Comedian Phil Evans is from Ammanford. He is known as the man who puts the ‘cwtsh’ into comedy. Website – www.philevans.co.uk
“TOO MUCH INFORMATION?”
Follow me down Memory Lane, first right into Nostalgia Street, then left up Reminiscence Avenue . . .
Before the idea of 24-hour rolling news channels gestated in the mind of some media ‘genius’ with too much time on his hands, television broadcasters occasionally interrupted programmes with a “News Flash”.
One minute viewers would be watching “Starsky And Hutch” or “3-2-1!” Then, suddenly, the screen would go blank and a continuity announcer would say in a solemn voice, “We now go over to our news room for a News Flash”.
They were words that would make genteel old ladies in Spa towns reach for the gin bottle with shaking hands, because every time it happened, viewers worried World War Three had started.
Today, we’re so used to ‘Breaking News’ (about anything from a light dusting of snow to the death of a fashion designer most of us have never heard of) that we barely look up from our collector’s edition (only one was published, or indeed necessary) of “Kamikaze Pilot Monthly”.
A News Flash had more effect on the digestive system than a bowl of bran flakes as it signified something really importanthad happened, such as the assassinations of John and Robert Kennedy; the death of Winston Churchill; and (I know this because a friend of mine worked for the company) Vehicle and General Insurance suddenly going into liquidation in 1971.
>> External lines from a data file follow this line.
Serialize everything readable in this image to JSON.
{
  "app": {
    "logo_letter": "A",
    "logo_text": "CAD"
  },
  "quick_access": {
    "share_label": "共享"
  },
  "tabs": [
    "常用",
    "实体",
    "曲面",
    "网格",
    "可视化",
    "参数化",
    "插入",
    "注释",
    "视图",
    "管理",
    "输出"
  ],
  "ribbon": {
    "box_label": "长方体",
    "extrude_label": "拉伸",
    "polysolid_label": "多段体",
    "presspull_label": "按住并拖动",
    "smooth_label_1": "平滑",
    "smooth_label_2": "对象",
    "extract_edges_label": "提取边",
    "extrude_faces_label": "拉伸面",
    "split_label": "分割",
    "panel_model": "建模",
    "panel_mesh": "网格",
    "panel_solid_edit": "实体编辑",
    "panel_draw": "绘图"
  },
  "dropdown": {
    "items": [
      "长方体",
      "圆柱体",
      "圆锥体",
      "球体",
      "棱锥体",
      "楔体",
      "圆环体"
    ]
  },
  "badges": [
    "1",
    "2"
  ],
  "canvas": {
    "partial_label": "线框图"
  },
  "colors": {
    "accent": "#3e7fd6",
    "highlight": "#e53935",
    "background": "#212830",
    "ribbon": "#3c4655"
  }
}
Their one million customersleft without insurance cover were firmly told, “Get your cars off the road . . . immediately!
24-hour rolling news channels, breakfast television and irritating ‘news updates’ that certain channels drop in between orin the middle of programmes, have consigned News Flashes to history, along with the lute, public executions and families happy to sit in restaurants without checking their mobile phones every five minutes.
Now . . . don’t get me started on rolling news weather presenters who make a three-course meal out of their forecasts before leaving us still wondering whether it’s going to rain!
Laughter comes in many forms: the giddy giggle, the mild chuckle, the gutsy guffaw, the sarcastic “ha!”
Its meaning is just as varied, signalling everything from amusement to discomfort and distain.
For researchers, understanding how our brain interprets this complex behaviour is serious business.
Yes, people are actually paid loads of money to research this stuff.
Every day we are faced with varying degrees of stress and challenging situations/
And, as time goes on, as we get older, relaxation and laughter can slow down the ageing process.
We are bombarded with information relating to weight loss, diets, exercise and such like.
But little is said about the huge health benefits of laughter.
This is probably because of the lack of understanding by the masses . . . up to this point!
Over the years, while attending many conferences, I have been party to such a discussion, that left me convinced that the benefits of humour and being around uplifting people can add years to our lives, reduce the need for anti-depressants and keep our brains active for much longer.
Wouldn’t it be great if we could get laughter on prescription?
After all, laughter is the best medicine.
Unless, of course, you are diabetic. Then, insulin works better.
You can follow Phil Evans on Twitter @philevanswales and www.philevans.co.uk
Please again include www.philevans.co.uk